Alan Schoenbaum, the general counsel of Rackspace Hosting Inc., wrote a well-trafficked blog post in April called "Why Rackspace is suing the most notorious patent troll in America." The "troll" Schoenbaum was referring to, Erich Spangenberg, is now claiming victory in the case—at least for now.

In a 4-page motion filed on Sept. 20, Rackspace voluntary dismissed claims that Spangenberg's company, IP Navigation Group, breached a provision of an agreement with Rackspace. Spangenberg quickly trumpeted the filing, and he took some shots at Schoenbaum for suing IPNav in the first place.

"Alan probably thought this would be a good way to get coverage to promote his IP credentials, which are largely lacking," Spangenberg wrote in an email. "As opposed to having the judge just toss the case out and hand a total victory to IPNav—and possibly get sanctioned—Alan tried to quietly dismiss. My guess is Alan will hope that no one writes about this particular litigation abuse concocted by Alan and Rackspace."

In an emailed statement of his own, Schoenbaum said Rackspace has strategic reasons for dropping the suit, and that the litigation may not be over yet. Rackspace's dismissal is without prejudice, so it can choose to one day revive the breach of contract claim. And Rackspace still has an identical claim pending against Parallel Iron, a IPNav partner, though a judge has stayed that part of the case pending the resolution of a separate lawsuit.

For the last decade or so, Spangenberg has taken an ownership stake in hundreds of "trolls," or nonpracticing entities—companies that derive revenue from patent assertion rather than selling products or services. These days, he serves a CEO of IPNav, which advises companies of all types on how to monetize their patent portfolios. Some inventors sing his praises, but tech companies loathe him, as The New York Times explained in a recent profile.

Schoenbaum's blog post touting the Rackspace suit included a sweeping indictment of NPEs, but the lawsuit itself dealt with a specific objection. It all started when IPNav wrote to Rackspace to say "your company makes, uses, or sells products or services that would benefit from a license to certain of our client's patents." That client was Parallel Iron. But IPNav refused to tell Rackspace the name of its client unless Rackspace signed a "forbearance agreement"—a promise not to seek a declaratory judgment that the patents at issue are invalid. The companies eventually agreed on a mutual forbearance agreement. As part of that agreement, Parallel Iron promised to give Rackspace at least 30 days notice before suing Rackspace for patent infringement.

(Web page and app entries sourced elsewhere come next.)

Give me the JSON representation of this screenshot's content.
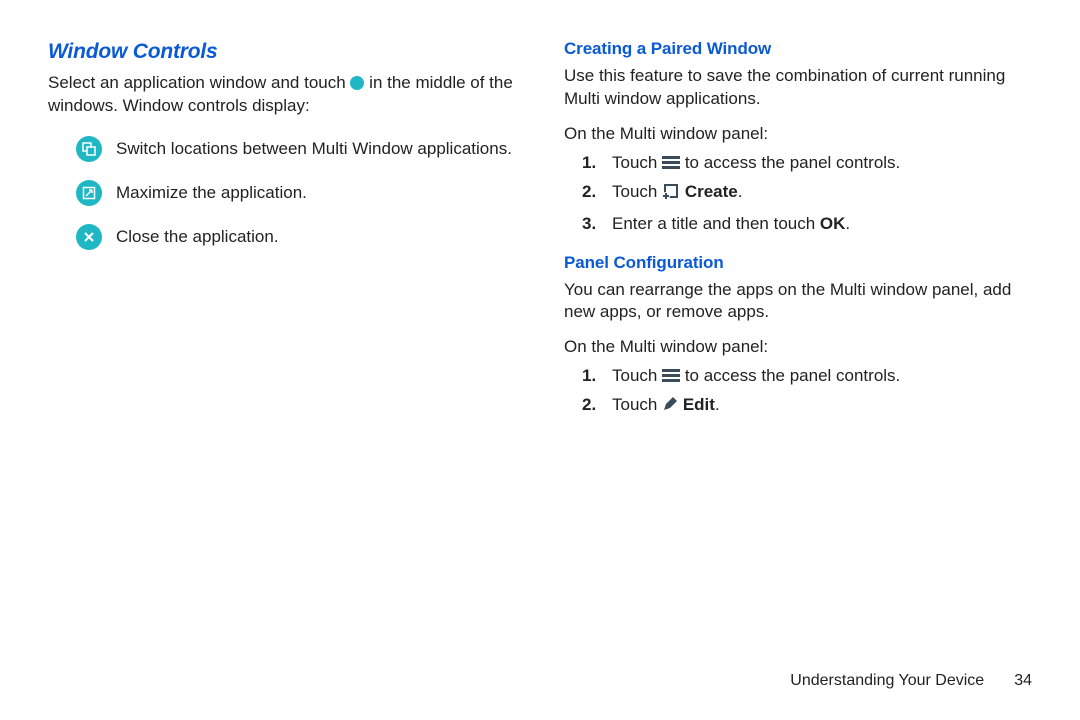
{
  "left": {
    "heading": "Window Controls",
    "intro_before": "Select an application window and touch ",
    "intro_after": " in the middle of the windows. Window controls display:",
    "controls": {
      "switch": "Switch locations between Multi Window applications.",
      "maximize": "Maximize the application.",
      "close": "Close the application."
    }
  },
  "right": {
    "creating": {
      "heading": "Creating a Paired Window",
      "desc": "Use this feature to save the combination of current running Multi window applications.",
      "prelist": "On the Multi window panel:",
      "step1_before": "Touch ",
      "step1_after": " to access the panel controls.",
      "step2_before": "Touch ",
      "step2_bold": "Create",
      "step2_after": ".",
      "step3_before": "Enter a title and then touch ",
      "step3_bold": "OK",
      "step3_after": "."
    },
    "panelcfg": {
      "heading": "Panel Configuration",
      "desc": "You can rearrange the apps on the Multi window panel, add new apps, or remove apps.",
      "prelist": "On the Multi window panel:",
      "step1_before": "Touch ",
      "step1_after": " to access the panel controls.",
      "step2_before": "Touch ",
      "step2_bold": "Edit",
      "step2_after": "."
    }
  },
  "footer": {
    "chapter": "Understanding Your Device",
    "page": "34"
  }
}
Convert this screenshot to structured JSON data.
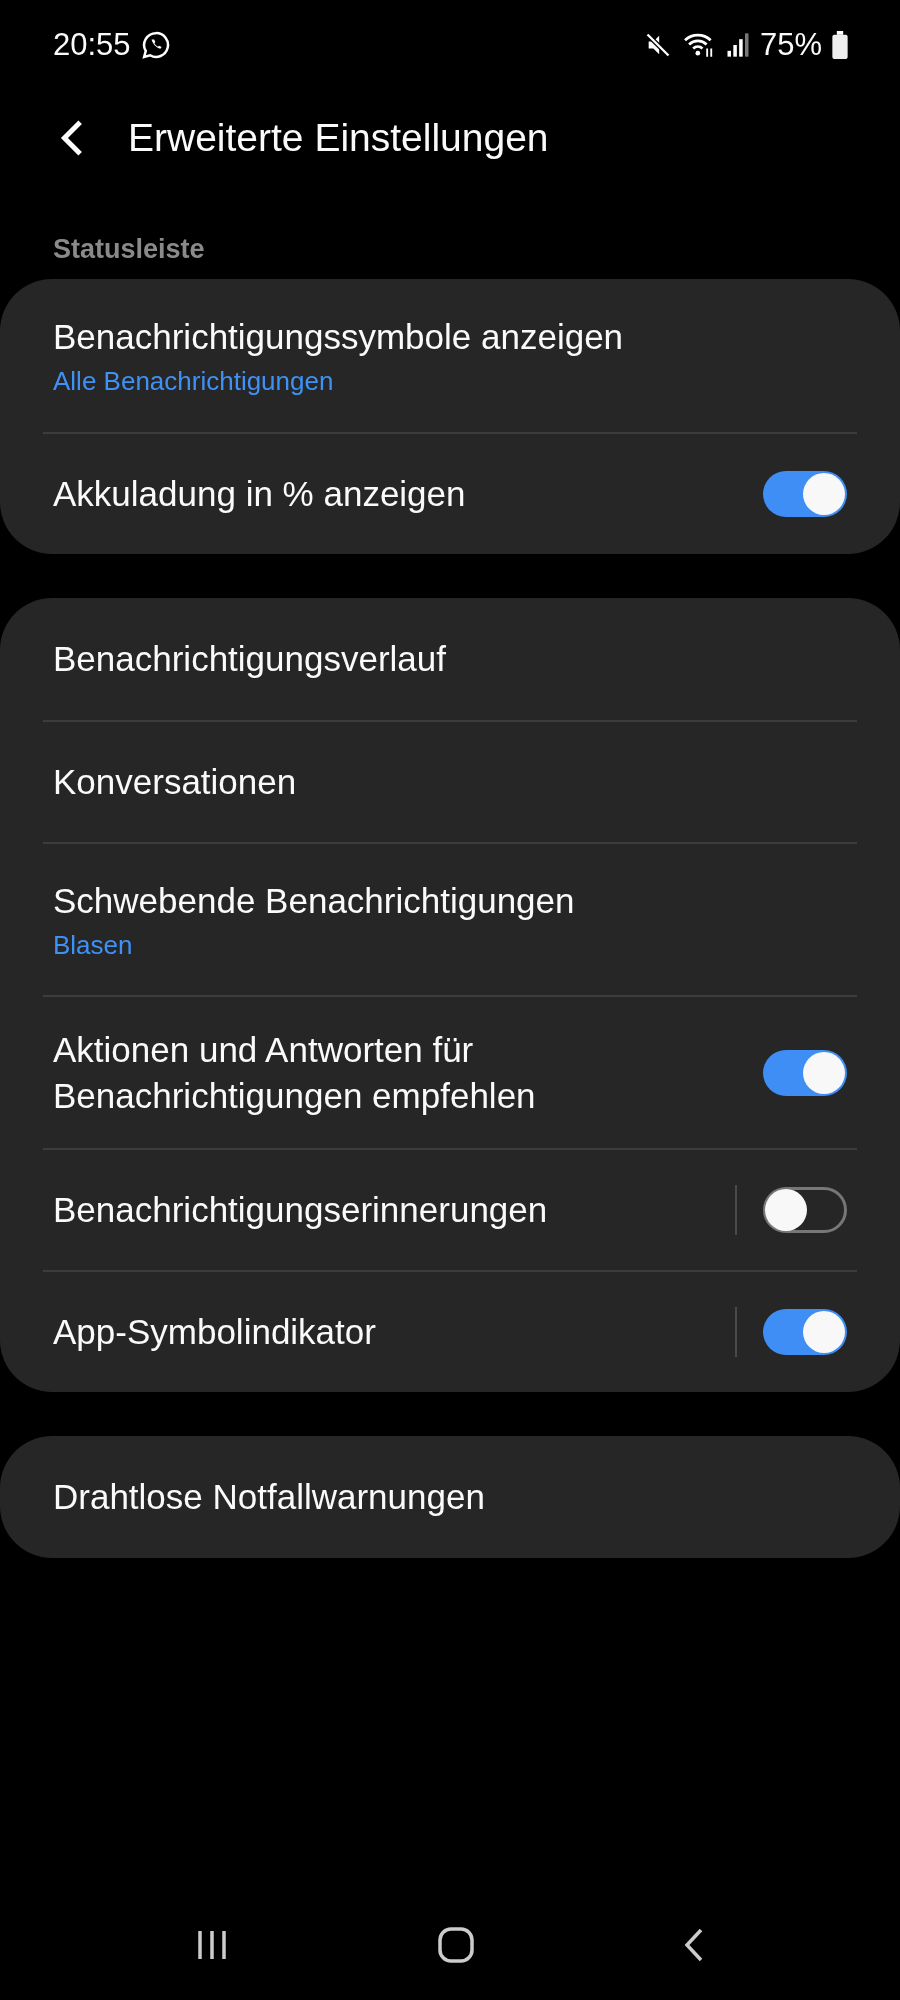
{
  "status_bar": {
    "time": "20:55",
    "battery": "75%"
  },
  "header": {
    "title": "Erweiterte Einstellungen"
  },
  "sections": [
    {
      "label": "Statusleiste",
      "items": [
        {
          "kind": "link",
          "title": "Benachrichtigungssymbole anzeigen",
          "subtitle": "Alle Benachrichtigungen"
        },
        {
          "kind": "switch",
          "title": "Akkuladung in % anzeigen",
          "on": true,
          "split": false
        }
      ]
    },
    {
      "items": [
        {
          "kind": "link",
          "title": "Benachrichtigungsverlauf"
        },
        {
          "kind": "link",
          "title": "Konversationen"
        },
        {
          "kind": "link",
          "title": "Schwebende Benachrichtigungen",
          "subtitle": "Blasen"
        },
        {
          "kind": "switch",
          "title": "Aktionen und Antworten für Benachrichtigungen empfehlen",
          "on": true,
          "split": false
        },
        {
          "kind": "switch",
          "title": "Benachrichtigungserinnerungen",
          "on": false,
          "split": true
        },
        {
          "kind": "switch",
          "title": "App-Symbolindikator",
          "on": true,
          "split": true
        }
      ]
    },
    {
      "items": [
        {
          "kind": "link",
          "title": "Drahtlose Notfallwarnungen"
        }
      ]
    }
  ]
}
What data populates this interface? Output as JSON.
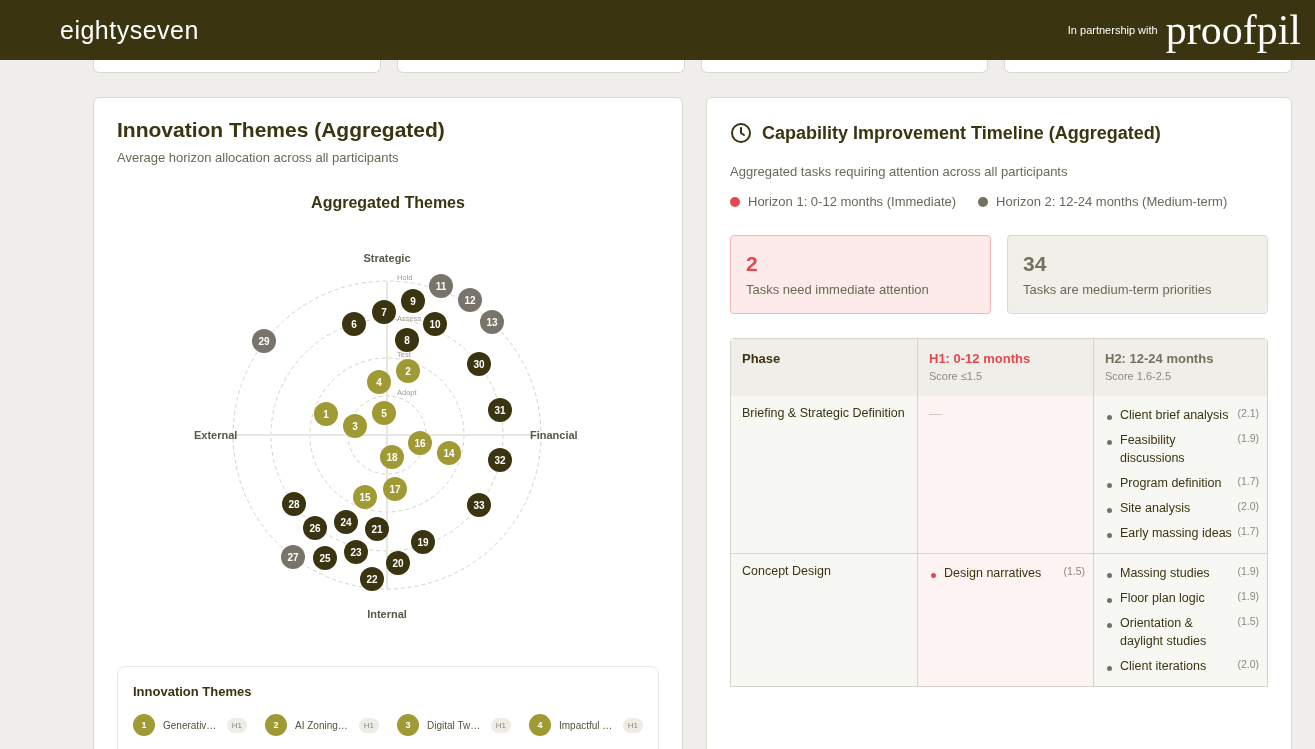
{
  "header": {
    "logo": "eightyseven",
    "partner_label": "In partnership with",
    "partner_logo": "proofpil"
  },
  "summary_cards": [
    {
      "kind": "card"
    },
    {
      "kind": "card"
    },
    {
      "kind": "card"
    },
    {
      "kind": "card"
    }
  ],
  "themes_panel": {
    "title": "Innovation Themes (Aggregated)",
    "subtitle": "Average horizon allocation across all participants",
    "chart_title": "Aggregated Themes",
    "axes": {
      "top": "Strategic",
      "right": "Financial",
      "bottom": "Internal",
      "left": "External"
    },
    "rings": [
      "Hold",
      "Assess",
      "Test",
      "Adopt"
    ],
    "dots": [
      {
        "label": "1",
        "color": "#a09a35"
      },
      {
        "label": "2",
        "color": "#a09a35"
      },
      {
        "label": "3",
        "color": "#a09a35"
      },
      {
        "label": "4",
        "color": "#a09a35"
      },
      {
        "label": "5",
        "color": "#a09a35"
      },
      {
        "label": "6",
        "color": "#3a3510"
      },
      {
        "label": "7",
        "color": "#3a3510"
      },
      {
        "label": "8",
        "color": "#3a3510"
      },
      {
        "label": "9",
        "color": "#3a3510"
      },
      {
        "label": "10",
        "color": "#3a3510"
      },
      {
        "label": "11",
        "color": "#78746a"
      },
      {
        "label": "12",
        "color": "#78746a"
      },
      {
        "label": "13",
        "color": "#78746a"
      },
      {
        "label": "14",
        "color": "#a09a35"
      },
      {
        "label": "15",
        "color": "#a09a35"
      },
      {
        "label": "16",
        "color": "#a09a35"
      },
      {
        "label": "18",
        "color": "#a09a35"
      },
      {
        "label": "17",
        "color": "#a09a35"
      },
      {
        "label": "19",
        "color": "#3a3510"
      },
      {
        "label": "20",
        "color": "#3a3510"
      },
      {
        "label": "21",
        "color": "#3a3510"
      },
      {
        "label": "22",
        "color": "#3a3510"
      },
      {
        "label": "23",
        "color": "#3a3510"
      },
      {
        "label": "24",
        "color": "#3a3510"
      },
      {
        "label": "25",
        "color": "#3a3510"
      },
      {
        "label": "26",
        "color": "#3a3510"
      },
      {
        "label": "27",
        "color": "#78746a"
      },
      {
        "label": "28",
        "color": "#3a3510"
      },
      {
        "label": "29",
        "color": "#78746a"
      },
      {
        "label": "30",
        "color": "#3a3510"
      },
      {
        "label": "31",
        "color": "#3a3510"
      },
      {
        "label": "32",
        "color": "#3a3510"
      },
      {
        "label": "33",
        "color": "#3a3510"
      }
    ],
    "legend": {
      "title": "Innovation Themes",
      "items": [
        {
          "number": "1",
          "name": "Generativ…",
          "horizon": "H1",
          "color": "#a09a35"
        },
        {
          "number": "2",
          "name": "AI Zoning…",
          "horizon": "H1",
          "color": "#a09a35"
        },
        {
          "number": "3",
          "name": "Digital Tw…",
          "horizon": "H1",
          "color": "#a09a35"
        },
        {
          "number": "4",
          "name": "Impactful …",
          "horizon": "H1",
          "color": "#a09a35"
        }
      ]
    }
  },
  "timeline_panel": {
    "title": "Capability Improvement Timeline (Aggregated)",
    "subtitle": "Aggregated tasks requiring attention across all participants",
    "legend": [
      {
        "label": "Horizon 1: 0-12 months (Immediate)",
        "color": "#e5484d"
      },
      {
        "label": "Horizon 2: 12-24 months (Medium-term)",
        "color": "#75705f"
      }
    ],
    "stats": [
      {
        "kind": "h1",
        "value": "2",
        "label": "Tasks need immediate attention"
      },
      {
        "kind": "h2",
        "value": "34",
        "label": "Tasks are medium-term priorities"
      }
    ],
    "table": {
      "columns": [
        {
          "kind": "phase",
          "title": "Phase"
        },
        {
          "kind": "h1",
          "title": "H1: 0-12 months",
          "note": "Score ≤1.5"
        },
        {
          "kind": "h2",
          "title": "H2: 12-24 months",
          "note": "Score 1.6-2.5"
        }
      ],
      "rows": [
        {
          "phase": "Briefing & Strategic Definition",
          "h1": [],
          "h1_empty": "—",
          "h2": [
            {
              "task": "Client brief analysis",
              "score": "(2.1)"
            },
            {
              "task": "Feasibility discussions",
              "score": "(1.9)"
            },
            {
              "task": "Program definition",
              "score": "(1.7)"
            },
            {
              "task": "Site analysis",
              "score": "(2.0)"
            },
            {
              "task": "Early massing ideas",
              "score": "(1.7)"
            }
          ]
        },
        {
          "phase": "Concept Design",
          "h1": [
            {
              "task": "Design narratives",
              "score": "(1.5)"
            }
          ],
          "h2": [
            {
              "task": "Massing studies",
              "score": "(1.9)"
            },
            {
              "task": "Floor plan logic",
              "score": "(1.9)"
            },
            {
              "task": "Orientation & daylight studies",
              "score": "(1.5)"
            },
            {
              "task": "Client iterations",
              "score": "(2.0)"
            }
          ]
        }
      ]
    }
  }
}
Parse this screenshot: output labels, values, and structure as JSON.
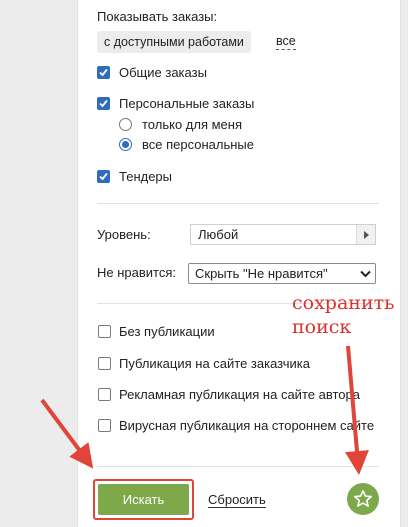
{
  "filters": {
    "show_orders_label": "Показывать заказы:",
    "work_filter_chip": "с доступными работами",
    "all_link": "все",
    "general_orders": {
      "label": "Общие заказы",
      "checked": true
    },
    "personal_orders": {
      "label": "Персональные заказы",
      "checked": true
    },
    "personal_options": [
      {
        "label": "только для меня",
        "selected": false
      },
      {
        "label": "все персональные",
        "selected": true
      }
    ],
    "tenders": {
      "label": "Тендеры",
      "checked": true
    }
  },
  "level": {
    "label": "Уровень:",
    "value": "Любой"
  },
  "dislike": {
    "label": "Не нравится:",
    "value": "Скрыть \"Не нравится\""
  },
  "publication_checks": [
    {
      "label": "Без публикации",
      "checked": false
    },
    {
      "label": "Публикация на сайте заказчика",
      "checked": false
    },
    {
      "label": "Рекламная публикация на сайте автора",
      "checked": false
    },
    {
      "label": "Вирусная публикация на стороннем сайте",
      "checked": false
    }
  ],
  "actions": {
    "search_label": "Искать",
    "reset_label": "Сбросить",
    "save_icon": "star-icon"
  },
  "annotation": {
    "line1": "сохранить",
    "line2": "поиск"
  },
  "colors": {
    "accent_green": "#7ea94a",
    "checkbox_blue": "#2f6cc0",
    "annotation_red": "#d8332c"
  }
}
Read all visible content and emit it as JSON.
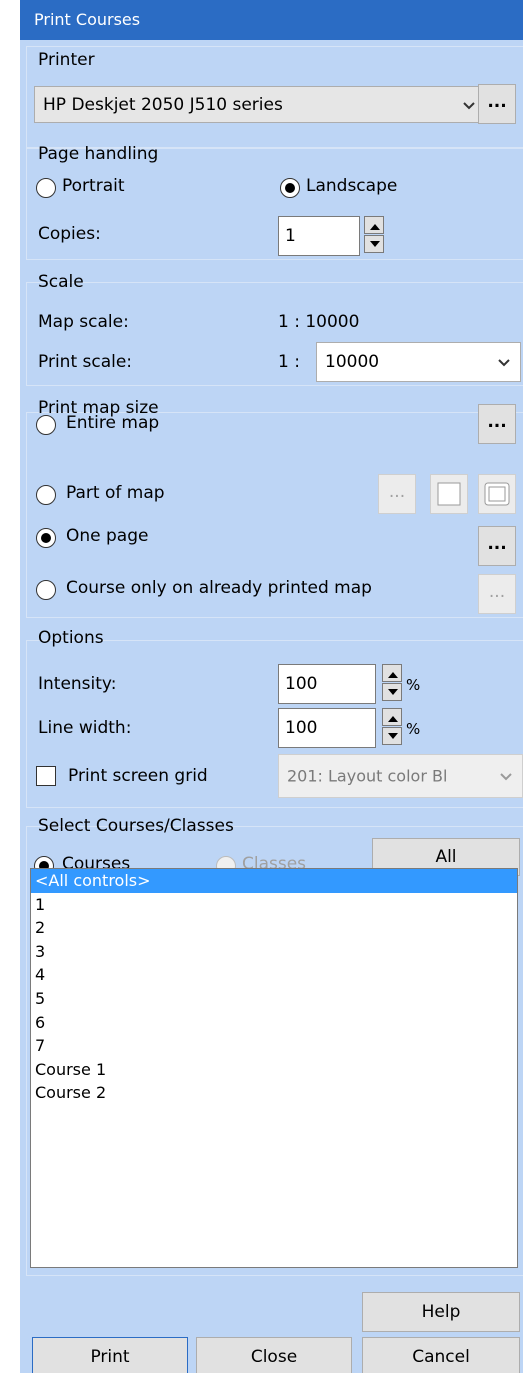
{
  "window": {
    "title": "Print Courses"
  },
  "printer": {
    "group_label": "Printer",
    "selected": "HP Deskjet 2050 J510 series",
    "more_label": "..."
  },
  "page_handling": {
    "group_label": "Page handling",
    "portrait_label": "Portrait",
    "landscape_label": "Landscape",
    "orientation_selected": "Landscape",
    "copies_label": "Copies:",
    "copies_value": "1"
  },
  "scale": {
    "group_label": "Scale",
    "map_scale_label": "Map scale:",
    "map_scale_value": "1 : 10000",
    "print_scale_label": "Print scale:",
    "print_scale_prefix": "1 :",
    "print_scale_value": "10000"
  },
  "print_map_size": {
    "group_label": "Print map size",
    "options": [
      {
        "label": "Entire map",
        "selected": false
      },
      {
        "label": "Part of map",
        "selected": false
      },
      {
        "label": "One page",
        "selected": true
      },
      {
        "label": "Course only on already printed map",
        "selected": false
      }
    ],
    "more_label": "..."
  },
  "options": {
    "group_label": "Options",
    "intensity_label": "Intensity:",
    "intensity_value": "100",
    "line_width_label": "Line width:",
    "line_width_value": "100",
    "percent": "%",
    "grid_label": "Print screen grid",
    "grid_checked": false,
    "grid_color_value": "201: Layout color Bl"
  },
  "select": {
    "group_label": "Select Courses/Classes",
    "courses_label": "Courses",
    "classes_label": "Classes",
    "mode_selected": "Courses",
    "all_label": "All",
    "items": [
      "<All controls>",
      "1",
      "2",
      "3",
      "4",
      "5",
      "6",
      "7",
      "Course 1",
      "Course 2"
    ],
    "selected_index": 0
  },
  "footer": {
    "help_label": "Help",
    "print_label": "Print",
    "close_label": "Close",
    "cancel_label": "Cancel"
  },
  "colors": {
    "panel_bg": "#bdd5f5",
    "title_bg": "#2b6cc4",
    "selection": "#3399ff"
  }
}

Parallel Iron sued Rackspace and several other companies for patent infringement in Delaware in March. But according to Rackspace, the lawsuit constituted a violation of the 30-day notice agreement by both IPNav and Parallel Iron. Rackspace's lawyers at Haynes & Boone brought suit in April in U.S. district court in San Antonio, where Rackspace is based. Websites like Wired and Gigaom praised Rackspace's complaint, but Spangenberg told us earlier this year that the lawsuit is frivolous and that he's got emails to prove it.

Earlier this month, Rackspace asked to stay its claims against Parallel Iron until the Delaware case is resolved. Rackspace argued that before delving into its contract claim against Parallel Iron, it made sense to get a determination of whether Rackspace infringes Parallel Iron's patents.

Once the stay as to Parallel Iron was granted, Rackspace wrote in Friday's filing, it didn't make sense to proceed just against IPNav.

"Because we believe the issues between all the parties are inextricably intertwined, we don't think it makes sense to proceed against IPNav alone, so we chose to dismiss the lawsuit against IPNav without prejudice," Schoenbaum wrote in his emailed statement.